Bake for 15 minutes, flip and press each pancake gently and cook for an additional 5 to 10 minutes, or until golden and cooked through.


  • 2 cans Wild Planet salmon
  • 1 cup crème fraiche
  • 6 radishes
  • 1⁄4 teaspoon ground black pepper

Drain Wild Planet salmon (approximately 1 cup), and gently toss with remainder of rosemary oil mixture and crème fraiche.

Slice radishes in half lengthwise.

Assemble by placing salmon crème fraiche onto each pancake. Stack pancakes and garnish with cut radish and black pepper.


  • Soak spiralized potatoes in cold water to remove excess starch and ensure crispier pancakes.
  • Make shoestring fries using the extra potatoes for a quick snack.
  • Potatoes can be spiralized the day prior and stored in cold water over- night in the fridge.
  • Experiment using different seasoning profiles, such as oregano, black pepper, chives, or sage.

Anchovy Mayo Deviled Eggs With Watercress

Yield: 12 deviled egg halves

  • 6 organic eggs
  • 1 bunch watercress
  • 1 teaspoon flaky sea salt

Add eggs to a small pot and cover with cold water. Bring to a boil over high heat, and cook for 10 minutes once water boils.

Drain carefully and cool in ice bath or under cold running water.

Peel eggs and cut in half crosswise.
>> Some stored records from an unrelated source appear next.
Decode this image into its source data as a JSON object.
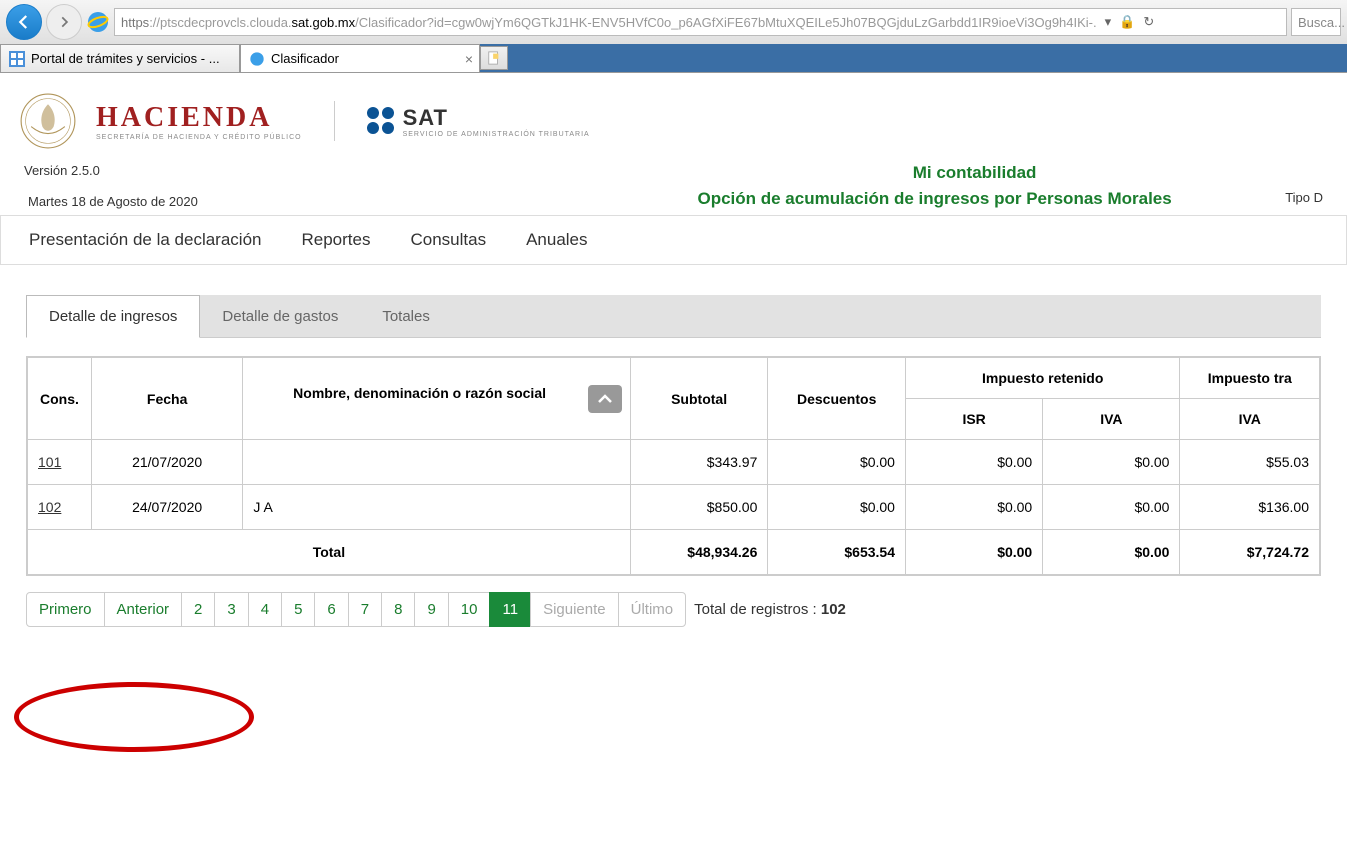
{
  "browser": {
    "url_prefix": "https",
    "url_mid": "://ptscdecprovcls.clouda.",
    "url_domain": "sat.gob.mx",
    "url_path": "/Clasificador?id=cgw0wjYm6QGTkJ1HK-ENV5HVfC0o_p6AGfXiFE67bMtuXQEILe5Jh07BQGjduLzGarbdd1IR9ioeVi3Og9h4IKi-.",
    "search_placeholder": "Busca...",
    "tab1": "Portal de trámites y servicios - ...",
    "tab2": "Clasificador"
  },
  "header": {
    "hacienda": "HACIENDA",
    "hacienda_sub": "SECRETARÍA DE HACIENDA Y CRÉDITO PÚBLICO",
    "sat": "SAT",
    "sat_sub": "SERVICIO DE ADMINISTRACIÓN TRIBUTARIA"
  },
  "meta": {
    "version": "Versión 2.5.0",
    "date": "Martes 18 de Agosto de 2020",
    "app_title": "Mi contabilidad",
    "app_subtitle": "Opción de acumulación de ingresos por Personas Morales",
    "tipo": "Tipo D"
  },
  "menu": {
    "m1": "Presentación de la declaración",
    "m2": "Reportes",
    "m3": "Consultas",
    "m4": "Anuales"
  },
  "inner_tabs": {
    "t1": "Detalle de ingresos",
    "t2": "Detalle de gastos",
    "t3": "Totales"
  },
  "table": {
    "h_cons": "Cons.",
    "h_fecha": "Fecha",
    "h_nombre": "Nombre, denominación o razón social",
    "h_subtotal": "Subtotal",
    "h_descuentos": "Descuentos",
    "h_imp_ret": "Impuesto retenido",
    "h_imp_tra": "Impuesto tra",
    "h_isr": "ISR",
    "h_iva": "IVA",
    "h_iva2": "IVA",
    "rows": [
      {
        "cons": "101",
        "fecha": "21/07/2020",
        "nombre": "",
        "subtotal": "$343.97",
        "desc": "$0.00",
        "isr": "$0.00",
        "iva": "$0.00",
        "iva2": "$55.03"
      },
      {
        "cons": "102",
        "fecha": "24/07/2020",
        "nombre": "J  A",
        "subtotal": "$850.00",
        "desc": "$0.00",
        "isr": "$0.00",
        "iva": "$0.00",
        "iva2": "$136.00"
      }
    ],
    "total_label": "Total",
    "total": {
      "subtotal": "$48,934.26",
      "desc": "$653.54",
      "isr": "$0.00",
      "iva": "$0.00",
      "iva2": "$7,724.72"
    }
  },
  "pager": {
    "first": "Primero",
    "prev": "Anterior",
    "pages": [
      "2",
      "3",
      "4",
      "5",
      "6",
      "7",
      "8",
      "9",
      "10",
      "11"
    ],
    "current": "11",
    "next": "Siguiente",
    "last": "Último",
    "total_label": "Total de registros : ",
    "total_count": "102"
  }
}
Trim a small amount of each bottom so eggs rest flat.

Remove egg yolks, reserving for anchovy mayo.


  • 1 lemon
  • 3 tablespoons mayonnaise
  • 1 tablespoon Dijon mustard
  • 5 Wild Planet anchovies

Zest (approximately 2 teaspoons) and juice lemon (approximately 2 tablespoons) and add to a bowl along with mayonnaise, Dijon, 5 anchovies (or to taste), and reserved egg yolks.

Remove spines from anchovies and crumble fillets (approximately 3 tablespoons) into egg mixture. Mash until smooth.

Place anchovy mayo into piping bag, or an empty plastic bag, and pipe mixture into hollowed out egg whites.

Top with watercress and flaky sea salt.


  • Watercress balances out the flavor by bringing a floral grassiness to a decadent snack.
  • Blend the mixture in a food processor for a smoother texture.
  • Lemon and Dijon help balance the rich anchovy and mayo notes.